A recent review left on Itunes gave me a lot to think about today when I saw it. While it was not outright negative (3/5 stars), even generally praising of the show, the reviewer did make a point of saying that the show meandered into territory outside of the scope of initial objectives and that I had 'bitten off more than I could chew' in certain areas that weren't directly related to Cambodian history.
I tend to agree with this person.
I initially thought the show would be ten, 45 minute episodes. A manageable task for someone studying full time and working part time. Two years later, having produced eight standard episodes totalling more than 10 hours of content, without having reached the second world war, I think somewhere the show may have stumbled into unfamiliar territory.

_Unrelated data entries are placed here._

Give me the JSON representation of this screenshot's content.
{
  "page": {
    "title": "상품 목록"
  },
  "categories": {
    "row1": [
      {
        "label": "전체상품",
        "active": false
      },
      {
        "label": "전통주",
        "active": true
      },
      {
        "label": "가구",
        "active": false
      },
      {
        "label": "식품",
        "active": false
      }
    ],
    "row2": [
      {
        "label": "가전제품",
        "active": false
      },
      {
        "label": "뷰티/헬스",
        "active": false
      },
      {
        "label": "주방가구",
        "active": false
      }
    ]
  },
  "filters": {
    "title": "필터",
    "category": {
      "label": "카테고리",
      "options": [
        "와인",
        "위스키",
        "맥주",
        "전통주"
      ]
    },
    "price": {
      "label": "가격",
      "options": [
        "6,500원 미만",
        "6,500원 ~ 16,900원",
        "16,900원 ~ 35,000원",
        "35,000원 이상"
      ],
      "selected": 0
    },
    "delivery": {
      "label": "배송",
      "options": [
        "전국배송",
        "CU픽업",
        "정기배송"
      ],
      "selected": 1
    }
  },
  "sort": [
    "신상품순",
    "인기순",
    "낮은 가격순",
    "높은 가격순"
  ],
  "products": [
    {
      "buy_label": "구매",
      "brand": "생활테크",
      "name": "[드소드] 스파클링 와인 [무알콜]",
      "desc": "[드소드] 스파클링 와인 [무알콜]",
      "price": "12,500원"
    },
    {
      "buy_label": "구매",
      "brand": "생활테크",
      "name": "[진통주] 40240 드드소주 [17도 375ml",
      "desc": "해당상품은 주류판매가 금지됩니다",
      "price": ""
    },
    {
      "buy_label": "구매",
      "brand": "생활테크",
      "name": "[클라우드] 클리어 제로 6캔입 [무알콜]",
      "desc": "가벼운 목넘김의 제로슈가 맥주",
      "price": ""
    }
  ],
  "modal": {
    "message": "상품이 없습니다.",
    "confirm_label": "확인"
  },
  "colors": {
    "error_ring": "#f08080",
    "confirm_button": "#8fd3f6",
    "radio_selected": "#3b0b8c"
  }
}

This is one problem of not having an editor, nor a deadline. But it is a problem for those that are listening to the show that may already have a strong grasp on world history, and themes, and are more looking for a series dedicated to just the Khmer Rouge or Cambodia. The problem that I have encountered is that producing a show like this, without really knowing who the audience is can produce issues when tailoring the content of the series for what could be an extremely wide audience.
I think this problem became pronounced when introducing colonialism and these kinds of themes into the show. Explaining why europeans conquered much of the world in the 'age of discovery' relies on many other pieces of assumed knowledge, as does why the french revolution happened when it did, or why.
Cambodian history has been influenced so much by the 'great forces of modern history'; colonialism, european empire, de-colonisation, globalisation, the cold war, nationalism, communism, asian history and world history. It is so hard to explain this story without referencing these ideas, and when they come up, knowing how much to explain them can be a difficult task. One that I am still learning to get better at.
I hope that this listener keeps listening to the show, and enjoys the parts of it that they find interesting. As I've said what I feel like must be at least a few other times in this blog, the show has become a way for me to explain everything that I can to the 'me' in my late teens who wanted to know about why the Khmer Rouge revolution happened. I want people to be able to listen to this show, know what 'enlightenment values' are, or what the 'reign of terror' was or how nationalism was born. I want them to know what the proletariat is. I want them to be able to pick up a book by David Chandler or Philip Short and have that experience of reading a true historian's explanation be enriched because they were aware of the basics that these authors tend to take for granted in what can be a very general audience. Not have to skip over a sentence only half aware of what was being referenced.
However, I feel I can begin to limit the topics that were beginning to creep into the show. I disagree with the reviewer in their opinion that a one hour explanation of the origins of communism was unnecessary. Knowing what went wrong in Cambodia and for other communist experiments is really only possible with reference to the theories that these experiments were based upon. BUT, as I looked over the notes that I had begun preparing for the next episode of the show, 'Part Two' of this exploration, that would have looked at the Soviet Union and Europe between the wars, well... it did strike me as biting off more than I can chew. While we still need to know about how 'revolutions', particularly communist ones, aim for one thing and turn out as another, it certainly can be less intricately explained and I want to shift the focus back upon Indochina and spend more time tracing how these ideas were imported and acted upon by someone much closer to this narrative, the Viet Minh.
So, if the person that left that review ever reads this, I want you to know that I value the fact that you listened to the show intently enough to be able to form such a reasonable reaction to it, and I hope you know that I intend to take your review as intended, constructive criticism. Thank you.